→ **TRY IT**
Only the lines of the data holding the string "length" need to be returned.

_ _ _

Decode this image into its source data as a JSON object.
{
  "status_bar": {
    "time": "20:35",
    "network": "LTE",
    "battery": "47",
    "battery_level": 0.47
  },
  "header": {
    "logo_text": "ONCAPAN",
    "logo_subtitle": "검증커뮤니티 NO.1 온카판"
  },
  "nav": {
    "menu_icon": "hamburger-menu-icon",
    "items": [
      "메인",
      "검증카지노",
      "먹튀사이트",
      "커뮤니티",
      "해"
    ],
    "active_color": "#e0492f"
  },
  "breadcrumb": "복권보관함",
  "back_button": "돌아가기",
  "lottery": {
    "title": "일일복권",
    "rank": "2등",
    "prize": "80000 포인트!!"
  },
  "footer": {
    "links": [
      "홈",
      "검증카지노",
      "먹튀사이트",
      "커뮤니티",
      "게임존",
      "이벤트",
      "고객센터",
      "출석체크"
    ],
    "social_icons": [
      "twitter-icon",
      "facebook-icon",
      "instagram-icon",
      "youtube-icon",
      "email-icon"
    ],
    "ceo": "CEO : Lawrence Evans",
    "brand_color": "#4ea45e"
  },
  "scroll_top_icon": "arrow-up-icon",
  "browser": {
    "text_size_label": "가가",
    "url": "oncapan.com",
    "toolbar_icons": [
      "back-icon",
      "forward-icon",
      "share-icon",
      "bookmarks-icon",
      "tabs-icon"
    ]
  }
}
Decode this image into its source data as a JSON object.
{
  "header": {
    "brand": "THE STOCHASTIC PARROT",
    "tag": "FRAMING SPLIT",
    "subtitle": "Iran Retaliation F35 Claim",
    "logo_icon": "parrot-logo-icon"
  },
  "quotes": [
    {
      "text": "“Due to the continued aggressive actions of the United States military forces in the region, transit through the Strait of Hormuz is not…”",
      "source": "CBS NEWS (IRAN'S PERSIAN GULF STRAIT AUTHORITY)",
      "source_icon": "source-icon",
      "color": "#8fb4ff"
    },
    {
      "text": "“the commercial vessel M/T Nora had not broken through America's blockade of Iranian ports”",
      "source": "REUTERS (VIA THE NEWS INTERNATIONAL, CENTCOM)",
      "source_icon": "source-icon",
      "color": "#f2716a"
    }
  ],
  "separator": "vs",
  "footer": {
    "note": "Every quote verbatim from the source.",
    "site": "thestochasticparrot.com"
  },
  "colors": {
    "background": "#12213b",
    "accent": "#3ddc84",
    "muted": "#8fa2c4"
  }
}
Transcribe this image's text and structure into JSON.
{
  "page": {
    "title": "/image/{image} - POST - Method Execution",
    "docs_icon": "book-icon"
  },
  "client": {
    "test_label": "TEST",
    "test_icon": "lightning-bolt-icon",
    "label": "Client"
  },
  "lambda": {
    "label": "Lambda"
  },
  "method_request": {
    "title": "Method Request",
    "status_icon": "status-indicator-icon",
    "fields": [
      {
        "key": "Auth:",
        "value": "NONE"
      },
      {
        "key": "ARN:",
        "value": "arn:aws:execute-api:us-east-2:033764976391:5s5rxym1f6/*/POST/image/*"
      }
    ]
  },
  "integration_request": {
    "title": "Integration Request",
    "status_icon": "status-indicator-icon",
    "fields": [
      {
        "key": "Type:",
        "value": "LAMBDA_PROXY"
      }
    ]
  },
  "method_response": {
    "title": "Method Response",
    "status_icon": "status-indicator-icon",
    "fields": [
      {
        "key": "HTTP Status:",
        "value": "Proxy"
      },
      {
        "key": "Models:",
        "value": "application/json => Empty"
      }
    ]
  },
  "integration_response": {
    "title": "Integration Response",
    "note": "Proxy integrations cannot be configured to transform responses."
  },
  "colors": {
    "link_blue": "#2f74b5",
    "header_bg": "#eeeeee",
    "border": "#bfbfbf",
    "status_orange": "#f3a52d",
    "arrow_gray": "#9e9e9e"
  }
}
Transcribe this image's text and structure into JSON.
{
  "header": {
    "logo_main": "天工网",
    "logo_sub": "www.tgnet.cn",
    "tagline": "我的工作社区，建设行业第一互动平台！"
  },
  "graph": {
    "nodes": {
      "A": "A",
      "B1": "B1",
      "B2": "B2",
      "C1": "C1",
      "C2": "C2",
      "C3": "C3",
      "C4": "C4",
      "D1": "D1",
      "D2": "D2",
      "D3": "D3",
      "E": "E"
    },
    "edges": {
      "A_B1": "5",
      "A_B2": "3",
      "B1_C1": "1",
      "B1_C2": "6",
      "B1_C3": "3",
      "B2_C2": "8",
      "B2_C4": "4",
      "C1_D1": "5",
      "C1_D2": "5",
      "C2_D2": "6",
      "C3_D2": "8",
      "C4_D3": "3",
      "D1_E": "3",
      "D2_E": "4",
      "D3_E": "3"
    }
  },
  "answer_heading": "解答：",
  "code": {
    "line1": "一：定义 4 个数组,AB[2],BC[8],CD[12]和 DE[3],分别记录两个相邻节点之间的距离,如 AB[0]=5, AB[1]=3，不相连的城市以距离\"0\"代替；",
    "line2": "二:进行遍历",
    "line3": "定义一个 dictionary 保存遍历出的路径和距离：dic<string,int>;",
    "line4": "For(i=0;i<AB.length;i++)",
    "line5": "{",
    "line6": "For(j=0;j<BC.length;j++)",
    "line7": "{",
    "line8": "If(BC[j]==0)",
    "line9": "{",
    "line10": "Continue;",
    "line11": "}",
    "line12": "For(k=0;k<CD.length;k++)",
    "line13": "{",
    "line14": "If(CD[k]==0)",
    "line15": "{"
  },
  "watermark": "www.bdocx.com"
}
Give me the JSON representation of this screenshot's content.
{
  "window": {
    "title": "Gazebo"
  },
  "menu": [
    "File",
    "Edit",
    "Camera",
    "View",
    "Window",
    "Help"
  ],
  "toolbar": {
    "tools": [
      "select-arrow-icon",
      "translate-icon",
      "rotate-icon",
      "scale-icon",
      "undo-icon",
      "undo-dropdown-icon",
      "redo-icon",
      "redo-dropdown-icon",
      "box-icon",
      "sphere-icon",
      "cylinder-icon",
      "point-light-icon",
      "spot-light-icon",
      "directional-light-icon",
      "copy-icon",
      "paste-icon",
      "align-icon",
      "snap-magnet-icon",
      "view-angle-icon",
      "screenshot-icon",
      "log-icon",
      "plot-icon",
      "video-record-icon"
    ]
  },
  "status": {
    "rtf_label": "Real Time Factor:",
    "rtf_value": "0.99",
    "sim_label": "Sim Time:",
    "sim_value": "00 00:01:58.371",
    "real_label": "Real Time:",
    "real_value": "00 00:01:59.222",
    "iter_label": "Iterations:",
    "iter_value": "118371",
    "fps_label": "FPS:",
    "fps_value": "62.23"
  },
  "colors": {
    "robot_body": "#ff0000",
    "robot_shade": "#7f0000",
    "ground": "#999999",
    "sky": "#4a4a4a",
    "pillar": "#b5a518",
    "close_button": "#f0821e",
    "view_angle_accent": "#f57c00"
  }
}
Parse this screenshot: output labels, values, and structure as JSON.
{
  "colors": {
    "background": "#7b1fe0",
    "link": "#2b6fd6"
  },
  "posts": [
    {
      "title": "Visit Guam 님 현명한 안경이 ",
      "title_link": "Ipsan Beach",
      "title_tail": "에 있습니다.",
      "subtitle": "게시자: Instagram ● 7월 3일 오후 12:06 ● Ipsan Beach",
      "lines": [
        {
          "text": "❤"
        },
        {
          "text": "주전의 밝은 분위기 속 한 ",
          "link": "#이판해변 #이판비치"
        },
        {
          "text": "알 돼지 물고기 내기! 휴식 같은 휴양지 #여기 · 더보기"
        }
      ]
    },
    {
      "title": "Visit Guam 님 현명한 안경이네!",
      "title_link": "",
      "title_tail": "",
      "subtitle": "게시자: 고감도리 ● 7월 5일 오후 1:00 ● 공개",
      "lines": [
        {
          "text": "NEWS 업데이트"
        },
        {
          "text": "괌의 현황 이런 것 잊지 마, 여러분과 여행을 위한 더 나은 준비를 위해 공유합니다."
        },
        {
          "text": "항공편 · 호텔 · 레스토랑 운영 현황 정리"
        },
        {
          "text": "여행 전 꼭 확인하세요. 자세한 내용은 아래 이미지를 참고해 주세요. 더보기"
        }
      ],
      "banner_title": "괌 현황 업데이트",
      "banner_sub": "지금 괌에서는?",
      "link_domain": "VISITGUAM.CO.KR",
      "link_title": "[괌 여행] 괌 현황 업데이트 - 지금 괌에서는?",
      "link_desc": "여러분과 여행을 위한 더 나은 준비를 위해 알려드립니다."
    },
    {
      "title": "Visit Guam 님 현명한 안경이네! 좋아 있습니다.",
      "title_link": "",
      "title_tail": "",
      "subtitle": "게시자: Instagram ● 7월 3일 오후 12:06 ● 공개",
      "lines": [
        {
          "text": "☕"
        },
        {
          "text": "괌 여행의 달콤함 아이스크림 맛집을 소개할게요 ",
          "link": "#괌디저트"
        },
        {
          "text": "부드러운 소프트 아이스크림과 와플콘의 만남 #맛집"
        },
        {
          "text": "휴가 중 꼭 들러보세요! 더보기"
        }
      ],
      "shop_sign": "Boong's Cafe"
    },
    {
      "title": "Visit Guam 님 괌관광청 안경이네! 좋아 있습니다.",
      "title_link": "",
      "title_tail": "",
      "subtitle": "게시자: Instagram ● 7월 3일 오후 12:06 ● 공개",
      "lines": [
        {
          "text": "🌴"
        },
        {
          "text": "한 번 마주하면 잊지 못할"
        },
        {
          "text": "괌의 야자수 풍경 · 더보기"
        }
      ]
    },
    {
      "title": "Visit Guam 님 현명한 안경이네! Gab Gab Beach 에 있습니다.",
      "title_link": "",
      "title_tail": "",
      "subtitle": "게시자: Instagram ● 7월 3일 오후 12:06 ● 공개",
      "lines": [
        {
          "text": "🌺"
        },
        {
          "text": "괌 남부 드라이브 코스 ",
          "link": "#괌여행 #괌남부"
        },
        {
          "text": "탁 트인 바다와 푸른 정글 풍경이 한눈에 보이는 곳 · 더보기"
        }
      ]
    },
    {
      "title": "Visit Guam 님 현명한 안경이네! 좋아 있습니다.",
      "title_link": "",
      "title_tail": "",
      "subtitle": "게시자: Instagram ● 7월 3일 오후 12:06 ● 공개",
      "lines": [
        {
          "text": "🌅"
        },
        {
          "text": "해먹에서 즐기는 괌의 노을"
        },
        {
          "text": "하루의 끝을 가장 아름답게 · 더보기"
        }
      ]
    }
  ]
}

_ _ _

→ **RESPONSE AREA**
    "line4": "For(i=0;i<AB.length;i++)",
    "line6": "For(j=0;j<BC.length;j++)",
    "line12": "For(k=0;k<CD.length;k++)",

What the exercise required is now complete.